So can we confidently believe that we, as individuals, and we as the human species, are better than those who came before us, and that we are capable of the true reform teshuvah is supposed to bring about?

In light of all this, we face two options:  to give in to despair, individual and collective, or to continue to strive out of hope, as individuals, as members of the Jewish people, and as members of the human community.  Is there any positive guarantee, any real assurance that on all three levels – individual, Jewish, and human – we are fundamentally capable of true teshuvah, of fundamentally changing and improving morally?  We may not be able to believe naively in such a “positive guarantee” that our efforts will succeed. However, even if there is no (or is no longer) any “positive guarantee” we surely have a “negative guarantee” that if we do not strive for individual, national, and universal teshuvah, we will certainly find ourselves, in the words of the Mishnah Avot,[7]  in a world in which “each person swallows his fellow alive,” destroying each other, and ourselves.

As I understand it, this is the challenge Psalm 27 presents us:  not to give in to despair and thereby ensure the “negative guarantee” of individual, national, and universal destruction.  The psalm challenges each of us, despite all the difficulties and all of our failures, not to give up hope, and not to cease striving.  There may not be any “positive guarantee” of success, but again in the words of the Mishnah Avot:[8]

Rabbi Tarfon used to say: The day is short and the work is great . . . You are not required to complete the work, but neither are you free to desist from it.

And so, even if we, unlike earlier modern generations, can no longer believe confidently in an inevitably better future on all three levels, the psalm says that “even if I do not believe that [I] will see the goodness of the Lord in the land of life, yet hope in the Lord, let your heart be strong and have courage, and hope in the Lord.”

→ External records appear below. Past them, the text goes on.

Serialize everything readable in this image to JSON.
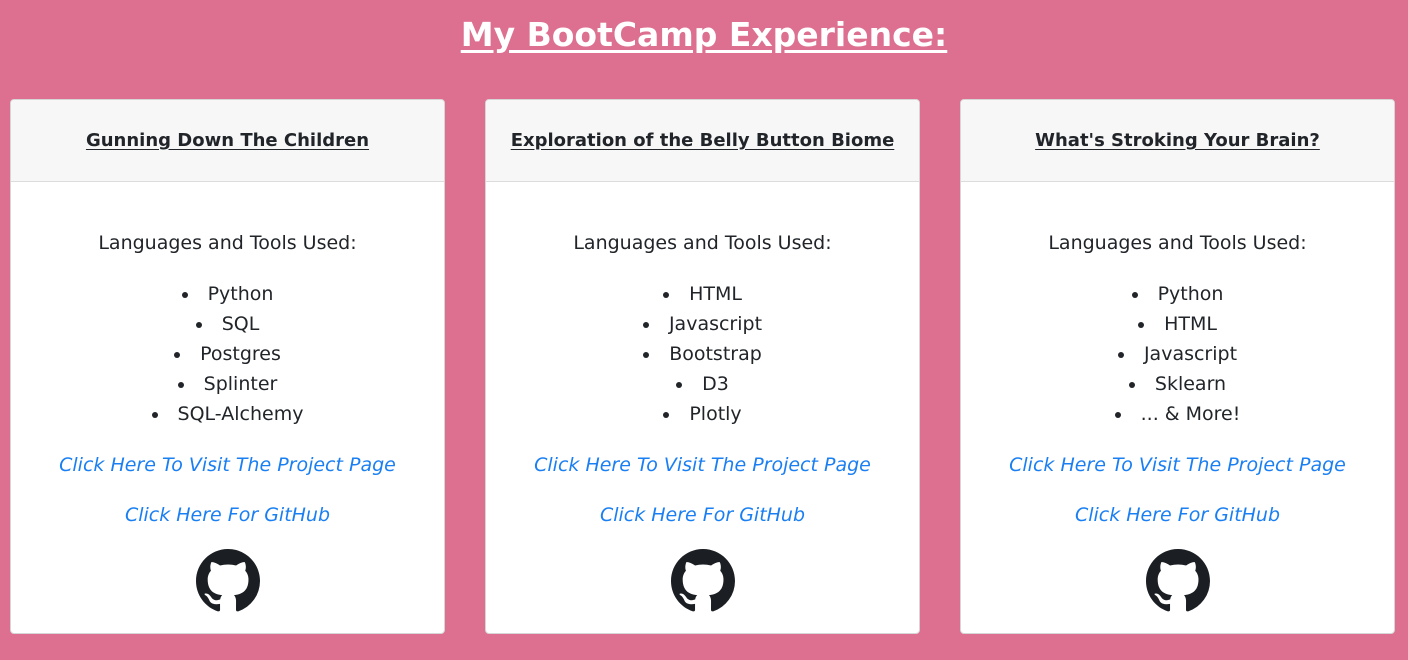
{
  "page": {
    "title": "My BootCamp Experience:"
  },
  "cards": [
    {
      "title": "Gunning Down The Children",
      "tools_label": "Languages and Tools Used:",
      "tools": [
        "Python",
        "SQL",
        "Postgres",
        "Splinter",
        "SQL-Alchemy"
      ],
      "project_link": "Click Here To Visit The Project Page",
      "github_link": "Click Here For GitHub",
      "icon": "github-icon"
    },
    {
      "title": "Exploration of the Belly Button Biome",
      "tools_label": "Languages and Tools Used:",
      "tools": [
        "HTML",
        "Javascript",
        "Bootstrap",
        "D3",
        "Plotly"
      ],
      "project_link": "Click Here To Visit The Project Page",
      "github_link": "Click Here For GitHub",
      "icon": "github-icon"
    },
    {
      "title": "What's Stroking Your Brain?",
      "tools_label": "Languages and Tools Used:",
      "tools": [
        "Python",
        "HTML",
        "Javascript",
        "Sklearn",
        "... & More!"
      ],
      "project_link": "Click Here To Visit The Project Page",
      "github_link": "Click Here For GitHub",
      "icon": "github-icon"
    }
  ],
  "colors": {
    "background": "#dd7090",
    "link": "#1a7ff2",
    "card_header": "#f7f7f7",
    "text": "#212529"
  }
}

[1] In the Torah, Elul is the sixth month, and Rosh Ha-Shanah falls on “in the seventh month, on the first day of the month” and Yom Kippur “in the seventh month, on the tenth day of the month” (Leviticus 23:24-27 Numbers 29:1-7).
[2] The custom is not mentioned in the classical code Shulḥan `Arukh nor by Rabbi Moses Isserles (1530-1572) in his comments on it. The custom is mentioned in the “Mishnah Berurah” of Rabbi Yisrael Meir Kagan, called “the Ḥafetz Ḥayyim” (Laws of Rosh Ha-Shanah #581:1), noting that reciting Psalm 27 following the morning and evening services is the custom “in our countries.”
[3] This and other explanations are mentioned in the entry “Elul” in Otzar Dinim U-Minhagim (“Digest of Jewish Laws and Customs”), ed. J.D. Eisenstein (New York: Hebrew Publishing Company, 1917), pp. 16-17.
[4] For example, cf. Fleming Jones, Thirty Psalmists (New York: Seabury Press, 1938) and Arthur Weiser, The Psalms, trans. Herbert Hartwell (Philadelphia: Westminster Press, 1962).
[5] Thus in Ezekiel 37:11 in the vision of the dry bones - אבדה תקותנו “our hope is lost.” In “Ha-Tikvah” – the Jewish national anthem which became the anthem of the State of Israel – the phrase is reversed: עוד לא אבדה תקותנו “our hope is not yet lost.”
[6] This was a point on which Moses Mendelssohn sharply disagreed with his friend Gotthold Ephraim Lessing’s belief in human progress from Judaism to Christianity to “the new eternal gospel” of rational religion in his “Education of the Human Race” (Die Erziehung des Menschengeschlechts, 1780). See the discussion in Alexander Altmann, Moses Mendelssohn: A Biographical Study (University of Alabama, 1973, pp. 540-542, and my “Moses Mendelssohn: A Medieval Modernist” in my Jewish Philosophy: Foundations and Extensions: Vol. Two (Lanham: University Press of America), pp. 226-227.
[7] Avot (“Sayings of the Fathers”) 3:2, citing the deputy high-priest, Rabbi Ḥanina, who survived the destruction of Jerusalem in 70 C.E.
[8] Avot 2:20-21. Rabbi Tarfon was also of priestly descent.